Banning return of jihadis to UK ‘could be illegal’

Former Liberal Democrat leader Sir Menzies Campbell has warned David Cameron his plans to prevent British jihadis from returning to the UK could be “illegal”.

Abdul Raqib Iman (left) was raised inAberdeen. Picture: Youtube
Abdul Raqib Iman (left) was raised inAberdeen. Picture: Youtube

Former Liberal Democrat leader Sir Menzies Campbell has warned David Cameron his plans to prevent British jihadis from returning to the UK could be “illegal”.

The Prime Minister was set to make a Commons statement today on measures to tackle the danger from Islamic State (IS) extremists, with his Lib Dem deputy Nick Clegg insisting the changes will need careful consideration and must be based on evidence.

Sign up to our daily newsletter

Mr Cameron has said action is needed to close “gaps in our armoury”, including new legislation to make it easier to take people’s passports away to prevent them from travelling to Iraq and Syria.

The proposals come in response to the raising of the terror threat level in the UK, with experts warning that an attack was “highly likely”.

However Sir Menzies, who is a member of the Commons intelligence and security committee, said: “I think it’s rather difficult and it might well constitute illegality.

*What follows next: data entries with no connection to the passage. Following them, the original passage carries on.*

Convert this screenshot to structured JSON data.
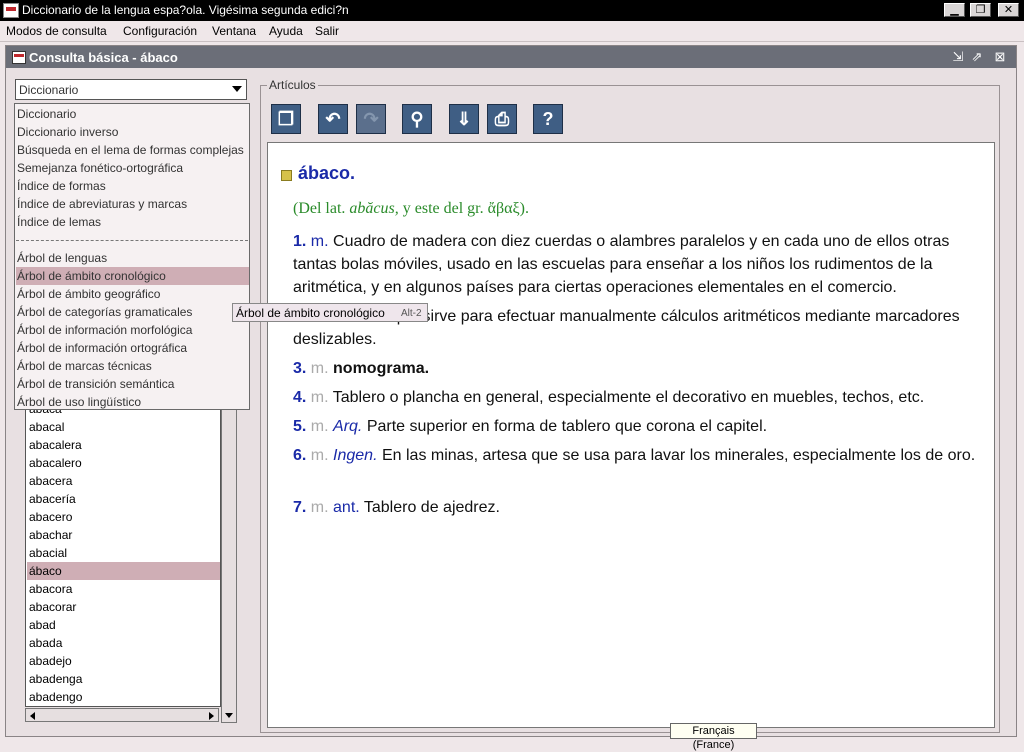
{
  "window": {
    "title": "Diccionario de la lengua espa?ola. Vigésima segunda edici?n",
    "buttons": {
      "minimize": "▁",
      "maximize": "❐",
      "close": "✕"
    }
  },
  "menubar": {
    "items": [
      "Modos de consulta",
      "Configuración",
      "Ventana",
      "Ayuda",
      "Salir"
    ]
  },
  "frame": {
    "title": "Consulta básica - ábaco"
  },
  "combo": {
    "selected": "Diccionario"
  },
  "dropdown": {
    "options_group1": [
      "Diccionario",
      "Diccionario inverso",
      "Búsqueda en el lema de formas complejas",
      "Semejanza fonético-ortográfica",
      "Índice de formas",
      "Índice de abreviaturas y marcas",
      "Índice de lemas"
    ],
    "options_group2": [
      "Árbol de lenguas",
      "Árbol de ámbito cronológico",
      "Árbol de ámbito geográfico",
      "Árbol de categorías gramaticales",
      "Árbol de información morfológica",
      "Árbol de información ortográfica",
      "Árbol de marcas técnicas",
      "Árbol de transición semántica",
      "Árbol de uso lingüístico"
    ],
    "highlighted": "Árbol de ámbito cronológico"
  },
  "tooltip": {
    "text": "Árbol de ámbito cronológico",
    "accelerator": "Alt-2"
  },
  "wordlist": {
    "items": [
      "abaca",
      "abacal",
      "abacalera",
      "abacalero",
      "abacera",
      "abacería",
      "abacero",
      "abachar",
      "abacial",
      "ábaco",
      "abacora",
      "abacorar",
      "abad",
      "abada",
      "abadejo",
      "abadenga",
      "abadengo"
    ],
    "selected": "ábaco"
  },
  "articles": {
    "group_label": "Artículos",
    "tools": [
      "copy-icon",
      "undo-icon",
      "redo-icon",
      "search-icon",
      "export-icon",
      "print-icon",
      "help-icon"
    ],
    "headword": "ábaco",
    "etymology": {
      "prefix": "(Del lat.",
      "latin": "abăcus,",
      "middle": "y este del gr.",
      "greek": "ἄβαξ",
      "suffix": ")."
    },
    "senses": [
      {
        "num": "1.",
        "gram": "m.",
        "field": "",
        "text": "Cuadro de madera con diez cuerdas o alambres paralelos y en cada uno de ellos otras tantas bolas móviles, usado en las escuelas para enseñar a los niños los rudimentos de la aritmética, y en algunos países para ciertas operaciones elementales en el comercio."
      },
      {
        "num": "",
        "gram": "",
        "field": "",
        "text": "mento que sirve para efectuar manualmente cálculos aritméticos mediante marcadores deslizables."
      },
      {
        "num": "3.",
        "gram": "m.",
        "field": "",
        "text": "nomograma."
      },
      {
        "num": "4.",
        "gram": "m.",
        "field": "",
        "text": "Tablero o plancha en general, especialmente el decorativo en muebles, techos, etc."
      },
      {
        "num": "5.",
        "gram": "m.",
        "field": "Arq.",
        "text": "Parte superior en forma de tablero que corona el capitel."
      },
      {
        "num": "6.",
        "gram": "m.",
        "field": "Ingen.",
        "text": "En las minas, artesa que se usa para lavar los minerales, especialmente los de oro."
      },
      {
        "num": "7.",
        "gram": "m.",
        "field": "ant.",
        "text": "Tablero de ajedrez."
      }
    ]
  },
  "locale_tip": "Français (France)",
  "colors": {
    "selection": "#cfaeb5",
    "headword": "#1a2aa8",
    "etymology": "#2a8b2a",
    "toolbar_button": "#3f5e84"
  }
}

To render a citizen stateless is regarded as illegal in international law.

“To render them stateless temporarily, which seems to be the purpose of what’s been proposed, can also, I think, be described as illegal.

“At the very least it’s the kind of question which will be tested here in our own courts and perhaps also in the European Court of Human Rights.”

He added: “I’m not party to the discussions between Nick Clegg and the Prime Minister, nor would I expect to be.

“But any legislation, any fresh legislation, would have to be subject to the scrutiny of parliament. And there will be people on all sides of the House, including some of the Prime Minister’s own back-benchers, who will want to examine in very careful detail any question of extension.”

Among the British jihadis believed to be fighting in Iraq and Syria are Aberdeen-raised Abdul Raqib Amin and Londoner Jihadi John – a suspect in the execution of American photojournalist James Foley.

Another former Lib Dem leader, Lord Ashdown, was also critical of the Prime Minister and said politicians should not act as “cheerleaders” for the demands of the intelligence and security services, describing their reaction as “knee-jerk”.

And he warned that the Prime Minister’s rhetoric about the struggle against Islamist extremism risked alienating moderate Muslims.

He said Tory ministers had used the decision to raise the terror threat level “to tell us how frightened we should be and why this required a range of new powers for them to exercise”.

Lord Ashdown said: “Of course, in these circumstances, the police and the security services will lead the clamour for more powers. They are charged by us to maintain our safety. That’s their job. But it is the job of politicians to act, not as cheerleaders for those demands, but as jealous protectors of our liberties who measure any demand for their reduction against necessity, supported by evidence.”

He said the threat of terrorism had been faced before “effectively, without panic and without a whole new range of executive powers that could endanger our liberties”.

Mr Cameron has said measures were needed to stop people from travelling in the first place, to prevent them from returning if they do go to Syria or Iraq and to “deal decisively” with those already in the UK.

New legislation will make it easier to take people’s passports away, and there have been suggestions the UK government could bow to pressure for terrorism prevention and investigation measures to be beefed up.

Lord Ashdown added: “I have no objection to what Nick Clegg has called specific, proportionate responses to strengthen our hand in tackling this threat.

“But these must be evidence based, careful of our liberties and sensitive to the need to keep moderate Islam on our side.” The peer insisted that international diplomacy was needed.

Defence Secretary Michael Fallon said the country faced “very real threats” and denied the government’s plans to prevent would-be jihadis from travelling to Iraq and Syria and keep out returning Britons considered a risk were a “knee-jerk response”.

He said: “We have had Tube trains blown up, London buses, Glasgow airport attacked, a soldier murdered in broad daylight. These are very real threats we are dealing with. This isn’t any kind of knee-jerk response.

“But when we look at our current instruments, our armoury of things or how we deal with these threats, there are some gaps.

“We’ve had a number of young men going off to fight in Syria, a number of them slipping back home again.

“We need to make sure that, where we can, we plug those existing gaps and the Prime Minister is going to go into more details about that to parliament.”

Several hundred British nationals are estimated to have travelled to Iraq and Syria to join the IS uprising, and other western European countries have also been a source of fighters.

He said. “This is now a threat to western Europe generally. We are all involved in this. We have the Nato summit in Wales later this week and we have to do this collectively, it’s not just for one country on its own.”